Over 400 new words have been added to the newly released 12th edition of the Concise Oxford English Dictionary—including a bevy of tech phrases that have emerged with the rise of sites like Facebook and Twitter.
“Social networking sites have created a real language of the net,” Angus Stevenson, an editor of the 12th edition of the OED, told Reuters. “We've noticed that new words come into currency much more quickly as a result of the Internet, as people see friends, or friends of friends, using new words and copy them.”
Words like “retweet” and “textspeak” have become standard slang for tech-savvy English speakers, while other new additions such as “sexting” and “cyberbulling” have already raised national headlines (and parents’ hackles).
Another new word, “woot,” “began in America but was picked up very quickly by people in Britain, as a result of the Internet breaking down international boundaries,” said Stevenson.

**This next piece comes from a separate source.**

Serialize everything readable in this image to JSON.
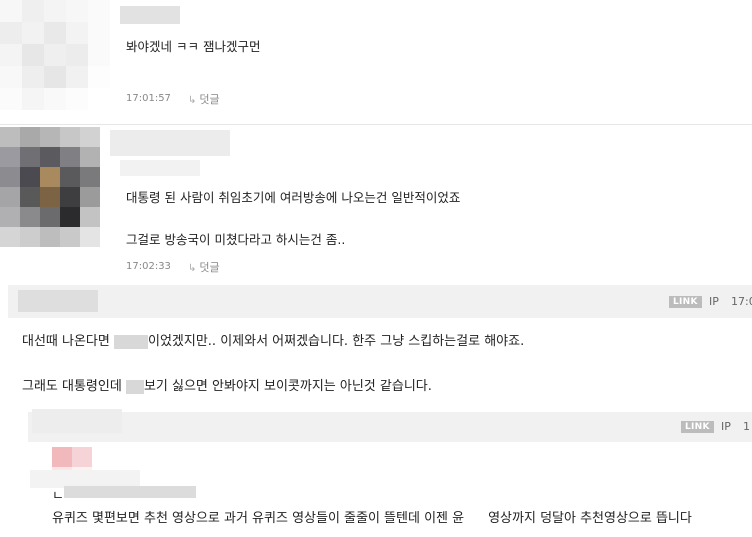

Thanks to the social media boom, some established words have been given new meanings, too. For instance, “follower” can now mean “someone who is tracking a particular person, group, etc., on a social networking site,” while a “friend” can be “a contact on a social networking website.”